▶ _Task objective_:
Lines holding the word "ROUTER" must be located in the listing below and copied.

▶ _Provided records_:
%%
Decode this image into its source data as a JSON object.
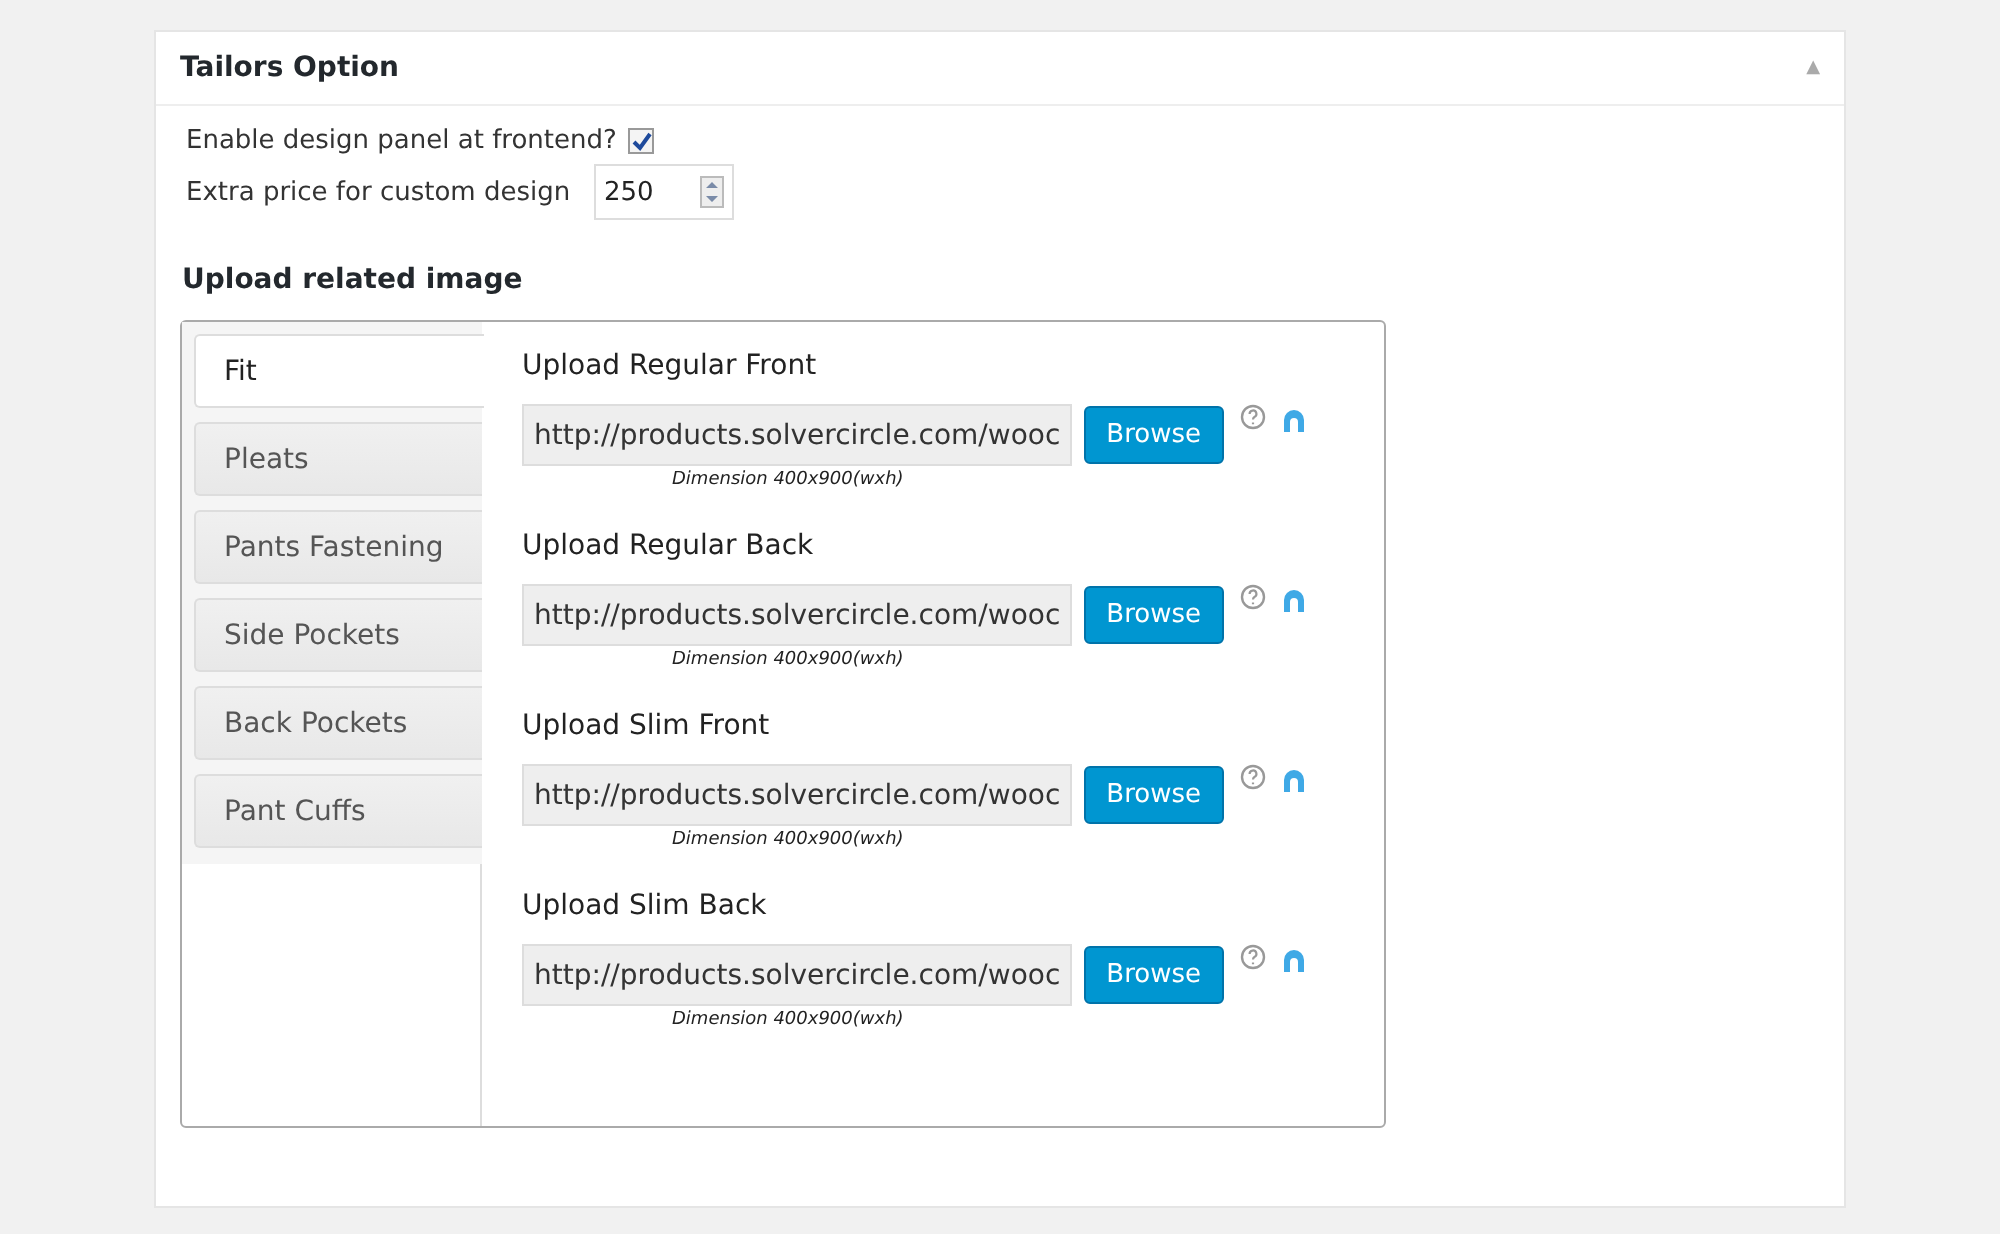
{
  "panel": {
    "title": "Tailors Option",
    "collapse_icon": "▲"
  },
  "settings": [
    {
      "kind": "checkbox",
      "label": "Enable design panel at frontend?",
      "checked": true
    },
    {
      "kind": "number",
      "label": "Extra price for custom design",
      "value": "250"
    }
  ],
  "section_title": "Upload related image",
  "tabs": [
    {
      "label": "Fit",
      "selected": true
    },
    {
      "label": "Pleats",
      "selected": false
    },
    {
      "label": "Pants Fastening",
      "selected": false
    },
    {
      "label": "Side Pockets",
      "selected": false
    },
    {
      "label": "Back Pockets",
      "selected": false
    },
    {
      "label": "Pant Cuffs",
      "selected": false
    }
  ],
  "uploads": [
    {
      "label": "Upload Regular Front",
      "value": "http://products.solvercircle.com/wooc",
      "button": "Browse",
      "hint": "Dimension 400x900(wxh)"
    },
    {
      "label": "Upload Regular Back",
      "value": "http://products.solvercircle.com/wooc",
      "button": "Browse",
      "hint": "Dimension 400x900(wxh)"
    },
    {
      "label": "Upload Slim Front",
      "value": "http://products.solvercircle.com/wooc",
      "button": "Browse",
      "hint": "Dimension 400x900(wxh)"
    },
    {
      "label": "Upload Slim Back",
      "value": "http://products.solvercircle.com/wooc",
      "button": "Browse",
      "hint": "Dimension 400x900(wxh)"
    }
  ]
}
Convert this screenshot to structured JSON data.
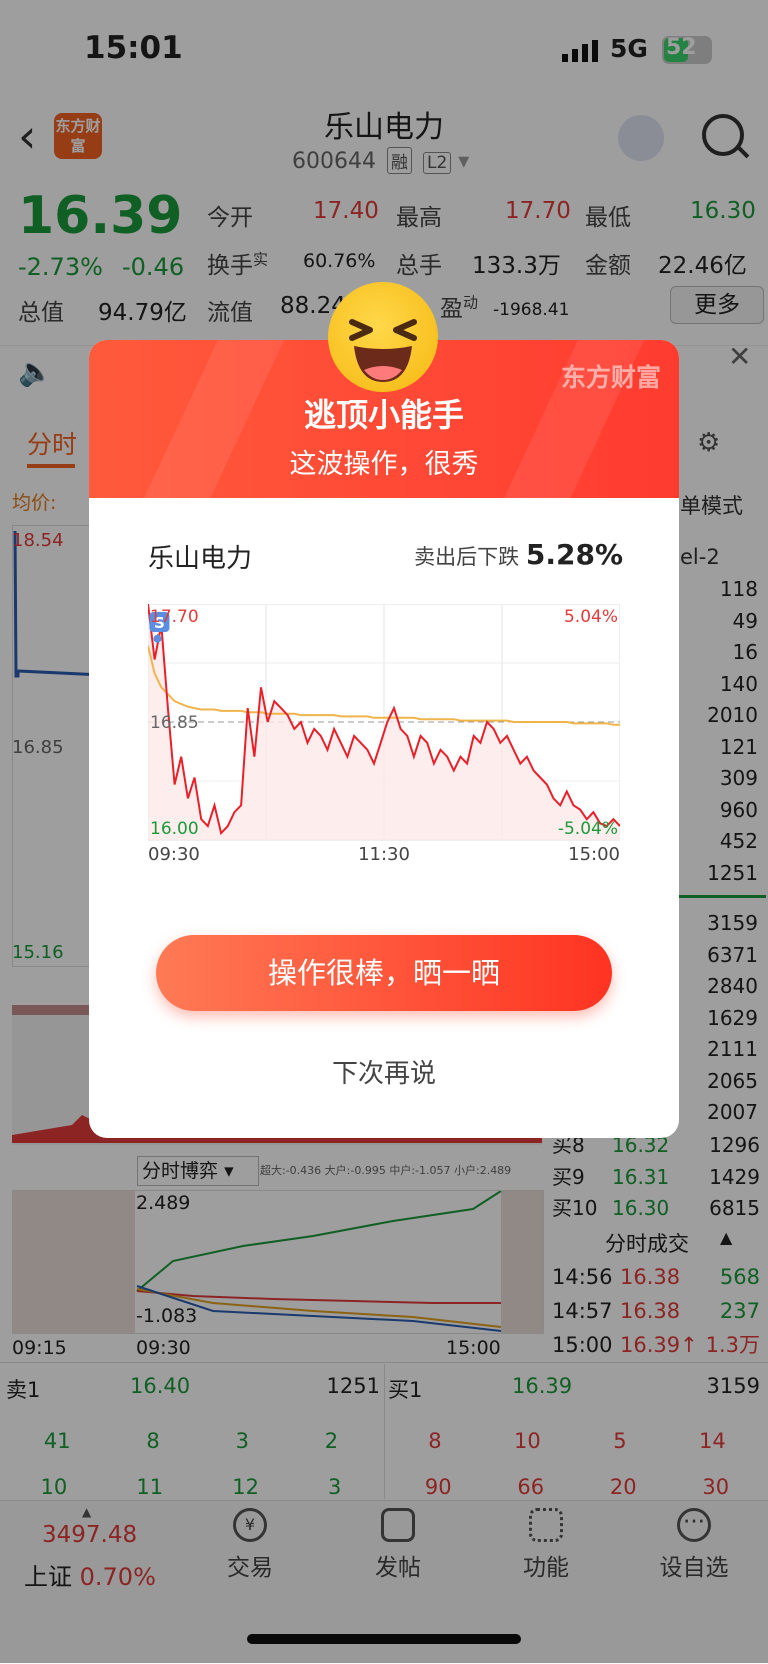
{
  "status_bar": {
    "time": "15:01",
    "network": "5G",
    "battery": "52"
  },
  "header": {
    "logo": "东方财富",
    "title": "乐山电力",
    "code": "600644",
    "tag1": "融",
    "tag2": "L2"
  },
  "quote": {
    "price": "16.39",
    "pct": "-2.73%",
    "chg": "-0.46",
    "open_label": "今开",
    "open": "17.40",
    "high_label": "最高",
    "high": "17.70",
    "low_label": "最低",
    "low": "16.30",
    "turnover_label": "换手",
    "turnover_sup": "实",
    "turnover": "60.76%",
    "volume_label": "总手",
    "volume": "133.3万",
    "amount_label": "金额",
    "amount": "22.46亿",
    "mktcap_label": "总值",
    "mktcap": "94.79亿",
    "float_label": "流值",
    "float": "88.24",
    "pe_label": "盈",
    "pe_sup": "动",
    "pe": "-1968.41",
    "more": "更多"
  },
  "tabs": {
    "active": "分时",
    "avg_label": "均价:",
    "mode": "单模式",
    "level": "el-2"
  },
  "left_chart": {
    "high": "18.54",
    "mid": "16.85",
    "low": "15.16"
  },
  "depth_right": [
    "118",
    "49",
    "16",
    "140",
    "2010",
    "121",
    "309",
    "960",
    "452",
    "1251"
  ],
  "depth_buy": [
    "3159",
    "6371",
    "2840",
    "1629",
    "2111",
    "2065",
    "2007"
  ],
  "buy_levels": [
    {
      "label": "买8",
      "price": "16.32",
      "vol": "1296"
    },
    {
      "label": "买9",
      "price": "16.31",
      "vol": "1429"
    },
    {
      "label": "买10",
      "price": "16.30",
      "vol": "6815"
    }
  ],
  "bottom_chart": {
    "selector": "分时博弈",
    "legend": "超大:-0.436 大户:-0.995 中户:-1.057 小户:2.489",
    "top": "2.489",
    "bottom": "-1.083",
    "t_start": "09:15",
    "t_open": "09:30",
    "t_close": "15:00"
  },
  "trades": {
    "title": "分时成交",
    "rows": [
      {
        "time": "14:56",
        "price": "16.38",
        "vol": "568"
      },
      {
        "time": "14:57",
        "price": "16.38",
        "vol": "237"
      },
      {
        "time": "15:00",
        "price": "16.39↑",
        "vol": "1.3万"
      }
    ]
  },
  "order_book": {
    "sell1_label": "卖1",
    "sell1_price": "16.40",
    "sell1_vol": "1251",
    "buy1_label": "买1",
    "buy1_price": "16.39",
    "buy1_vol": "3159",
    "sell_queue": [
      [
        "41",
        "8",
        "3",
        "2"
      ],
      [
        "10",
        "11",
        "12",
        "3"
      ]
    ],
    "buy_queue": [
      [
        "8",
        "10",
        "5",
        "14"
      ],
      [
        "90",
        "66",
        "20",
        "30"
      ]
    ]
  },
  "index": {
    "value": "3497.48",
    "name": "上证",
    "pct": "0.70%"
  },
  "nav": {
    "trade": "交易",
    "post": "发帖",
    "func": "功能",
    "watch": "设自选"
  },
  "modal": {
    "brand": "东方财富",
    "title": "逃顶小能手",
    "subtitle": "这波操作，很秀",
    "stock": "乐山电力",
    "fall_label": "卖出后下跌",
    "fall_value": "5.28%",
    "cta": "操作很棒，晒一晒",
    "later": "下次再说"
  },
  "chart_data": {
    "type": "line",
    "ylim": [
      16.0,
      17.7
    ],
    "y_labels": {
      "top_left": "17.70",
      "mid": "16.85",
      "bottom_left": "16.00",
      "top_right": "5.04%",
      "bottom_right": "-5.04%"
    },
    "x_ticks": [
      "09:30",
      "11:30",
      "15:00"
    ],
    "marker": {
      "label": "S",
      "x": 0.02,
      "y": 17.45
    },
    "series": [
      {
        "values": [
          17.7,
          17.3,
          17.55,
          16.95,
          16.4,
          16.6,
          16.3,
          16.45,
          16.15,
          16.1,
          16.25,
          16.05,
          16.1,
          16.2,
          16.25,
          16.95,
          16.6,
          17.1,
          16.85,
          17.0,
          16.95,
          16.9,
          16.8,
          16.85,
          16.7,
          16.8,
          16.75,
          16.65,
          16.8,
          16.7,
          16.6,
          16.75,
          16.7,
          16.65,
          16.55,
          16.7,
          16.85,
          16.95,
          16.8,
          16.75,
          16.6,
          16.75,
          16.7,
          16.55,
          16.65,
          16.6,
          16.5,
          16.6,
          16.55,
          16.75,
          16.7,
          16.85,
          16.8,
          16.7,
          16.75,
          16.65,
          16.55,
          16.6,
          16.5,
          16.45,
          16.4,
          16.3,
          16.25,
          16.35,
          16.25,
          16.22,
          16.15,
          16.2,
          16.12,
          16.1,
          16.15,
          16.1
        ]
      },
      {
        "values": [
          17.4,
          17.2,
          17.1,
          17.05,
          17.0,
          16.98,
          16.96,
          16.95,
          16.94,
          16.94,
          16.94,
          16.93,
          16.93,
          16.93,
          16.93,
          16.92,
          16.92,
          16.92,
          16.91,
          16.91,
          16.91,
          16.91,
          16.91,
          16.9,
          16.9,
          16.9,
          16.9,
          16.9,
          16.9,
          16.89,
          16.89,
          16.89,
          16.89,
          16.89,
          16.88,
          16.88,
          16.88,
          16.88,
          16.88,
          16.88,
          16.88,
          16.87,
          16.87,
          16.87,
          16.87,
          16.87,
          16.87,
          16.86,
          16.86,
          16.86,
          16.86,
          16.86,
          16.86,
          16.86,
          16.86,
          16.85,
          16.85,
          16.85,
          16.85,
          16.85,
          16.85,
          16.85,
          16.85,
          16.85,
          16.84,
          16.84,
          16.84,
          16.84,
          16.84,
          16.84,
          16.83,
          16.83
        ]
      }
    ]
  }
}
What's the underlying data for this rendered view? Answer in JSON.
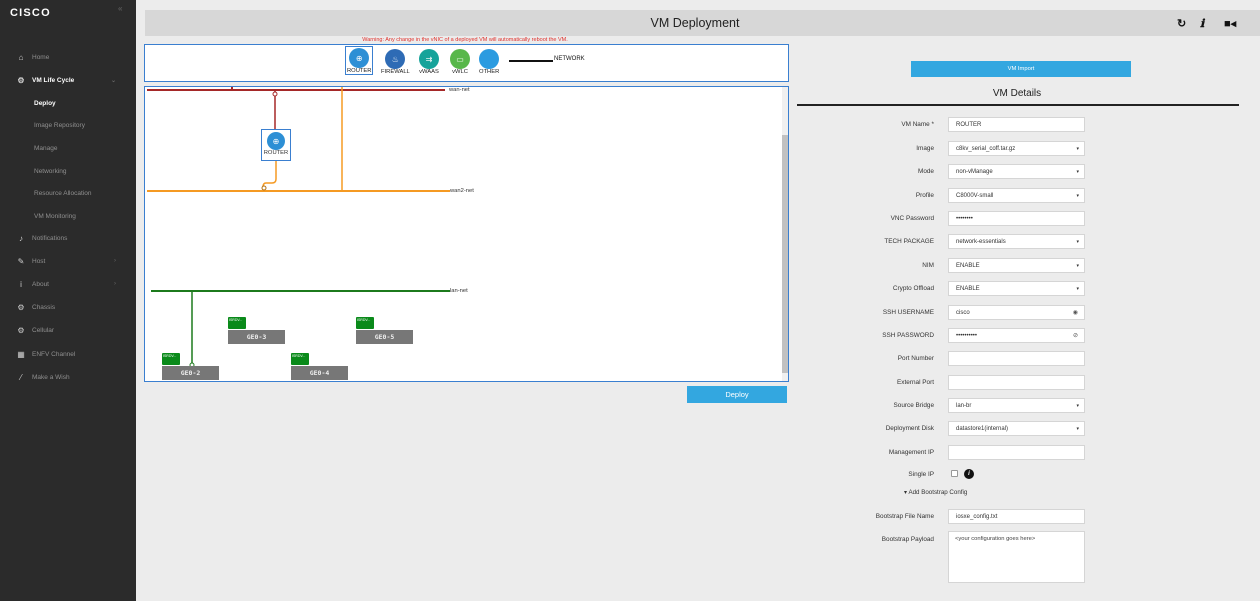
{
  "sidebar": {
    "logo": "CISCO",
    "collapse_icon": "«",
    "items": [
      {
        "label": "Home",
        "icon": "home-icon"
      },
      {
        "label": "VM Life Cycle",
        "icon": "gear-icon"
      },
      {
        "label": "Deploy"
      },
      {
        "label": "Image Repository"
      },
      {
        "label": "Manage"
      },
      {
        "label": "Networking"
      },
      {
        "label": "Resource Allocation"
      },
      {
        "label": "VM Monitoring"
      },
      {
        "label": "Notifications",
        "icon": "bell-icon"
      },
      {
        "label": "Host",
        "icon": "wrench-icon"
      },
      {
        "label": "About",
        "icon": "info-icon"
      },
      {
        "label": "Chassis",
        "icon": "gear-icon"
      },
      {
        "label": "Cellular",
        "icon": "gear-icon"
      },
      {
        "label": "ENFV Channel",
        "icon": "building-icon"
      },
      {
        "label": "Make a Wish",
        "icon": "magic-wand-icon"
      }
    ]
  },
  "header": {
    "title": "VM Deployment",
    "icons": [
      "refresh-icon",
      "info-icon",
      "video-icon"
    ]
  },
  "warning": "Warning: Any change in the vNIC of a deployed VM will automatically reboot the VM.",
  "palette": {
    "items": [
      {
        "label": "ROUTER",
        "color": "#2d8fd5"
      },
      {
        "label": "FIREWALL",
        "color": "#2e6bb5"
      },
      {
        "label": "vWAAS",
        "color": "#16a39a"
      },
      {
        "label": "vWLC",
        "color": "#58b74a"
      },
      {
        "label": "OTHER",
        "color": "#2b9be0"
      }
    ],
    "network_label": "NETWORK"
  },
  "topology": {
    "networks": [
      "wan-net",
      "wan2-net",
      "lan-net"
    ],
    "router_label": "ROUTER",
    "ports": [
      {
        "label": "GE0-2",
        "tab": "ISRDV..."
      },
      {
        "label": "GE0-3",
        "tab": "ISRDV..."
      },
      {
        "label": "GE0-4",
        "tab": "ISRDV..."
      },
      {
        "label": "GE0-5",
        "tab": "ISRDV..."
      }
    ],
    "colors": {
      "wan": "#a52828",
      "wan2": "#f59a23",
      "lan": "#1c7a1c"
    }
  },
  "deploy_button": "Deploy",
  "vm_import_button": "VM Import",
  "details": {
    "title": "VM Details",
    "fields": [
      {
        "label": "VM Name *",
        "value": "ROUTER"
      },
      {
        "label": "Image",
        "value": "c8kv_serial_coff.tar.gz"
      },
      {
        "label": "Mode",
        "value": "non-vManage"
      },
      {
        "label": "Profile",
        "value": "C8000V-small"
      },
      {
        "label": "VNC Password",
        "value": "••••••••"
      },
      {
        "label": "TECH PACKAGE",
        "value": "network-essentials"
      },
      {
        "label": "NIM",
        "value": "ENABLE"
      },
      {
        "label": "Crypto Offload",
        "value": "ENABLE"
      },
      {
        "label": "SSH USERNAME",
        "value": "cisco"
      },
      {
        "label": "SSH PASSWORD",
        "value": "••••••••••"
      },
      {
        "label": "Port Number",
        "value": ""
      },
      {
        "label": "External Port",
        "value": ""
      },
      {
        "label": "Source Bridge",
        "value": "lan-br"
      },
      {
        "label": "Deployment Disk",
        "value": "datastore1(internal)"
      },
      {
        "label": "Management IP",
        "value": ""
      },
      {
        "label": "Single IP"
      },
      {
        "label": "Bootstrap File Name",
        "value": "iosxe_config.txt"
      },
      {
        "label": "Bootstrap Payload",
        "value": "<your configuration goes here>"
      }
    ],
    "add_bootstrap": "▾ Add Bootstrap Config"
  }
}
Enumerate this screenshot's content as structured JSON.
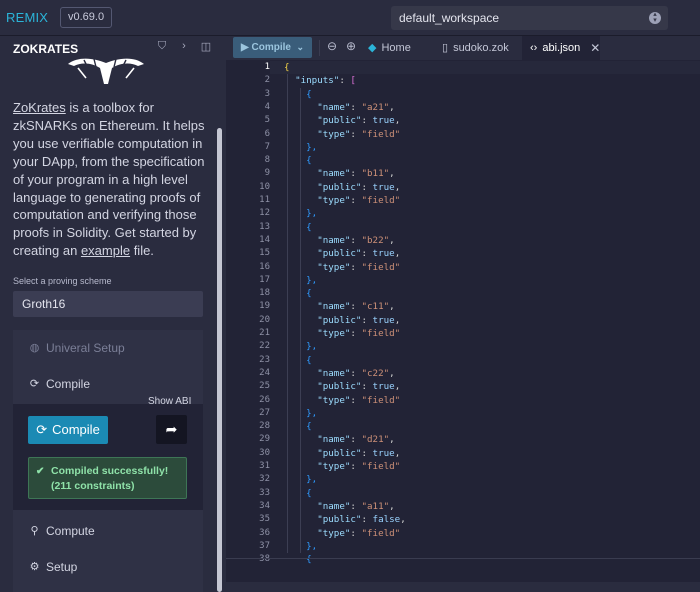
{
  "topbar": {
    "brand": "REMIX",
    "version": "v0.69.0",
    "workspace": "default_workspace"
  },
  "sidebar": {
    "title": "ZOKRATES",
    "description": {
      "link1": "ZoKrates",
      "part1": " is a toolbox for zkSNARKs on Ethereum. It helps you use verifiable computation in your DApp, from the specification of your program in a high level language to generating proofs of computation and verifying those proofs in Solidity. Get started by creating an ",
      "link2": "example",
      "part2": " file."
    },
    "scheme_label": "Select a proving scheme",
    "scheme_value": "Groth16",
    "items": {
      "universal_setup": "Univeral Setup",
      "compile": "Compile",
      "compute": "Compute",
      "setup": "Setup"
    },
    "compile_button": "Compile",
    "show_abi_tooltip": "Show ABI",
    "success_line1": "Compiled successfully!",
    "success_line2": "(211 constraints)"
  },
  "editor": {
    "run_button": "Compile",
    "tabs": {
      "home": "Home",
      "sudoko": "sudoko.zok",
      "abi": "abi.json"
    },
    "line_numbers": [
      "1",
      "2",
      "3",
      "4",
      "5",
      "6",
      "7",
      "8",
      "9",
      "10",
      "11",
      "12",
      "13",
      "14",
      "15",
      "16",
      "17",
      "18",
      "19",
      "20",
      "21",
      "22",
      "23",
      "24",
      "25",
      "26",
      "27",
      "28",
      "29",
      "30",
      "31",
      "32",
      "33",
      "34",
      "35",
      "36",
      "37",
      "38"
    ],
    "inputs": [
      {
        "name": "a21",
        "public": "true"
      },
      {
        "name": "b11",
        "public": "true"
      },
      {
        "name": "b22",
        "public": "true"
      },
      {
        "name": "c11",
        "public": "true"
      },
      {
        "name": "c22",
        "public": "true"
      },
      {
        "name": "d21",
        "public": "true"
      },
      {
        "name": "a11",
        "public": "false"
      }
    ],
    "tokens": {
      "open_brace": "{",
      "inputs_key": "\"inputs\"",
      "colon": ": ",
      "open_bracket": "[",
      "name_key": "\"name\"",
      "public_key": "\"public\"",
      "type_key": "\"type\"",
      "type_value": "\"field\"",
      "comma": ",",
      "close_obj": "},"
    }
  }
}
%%
▶ _Answer to the exercise_:
        "label": "ROUTER",
    "router_label": "ROUTER",
        "value": "ROUTER"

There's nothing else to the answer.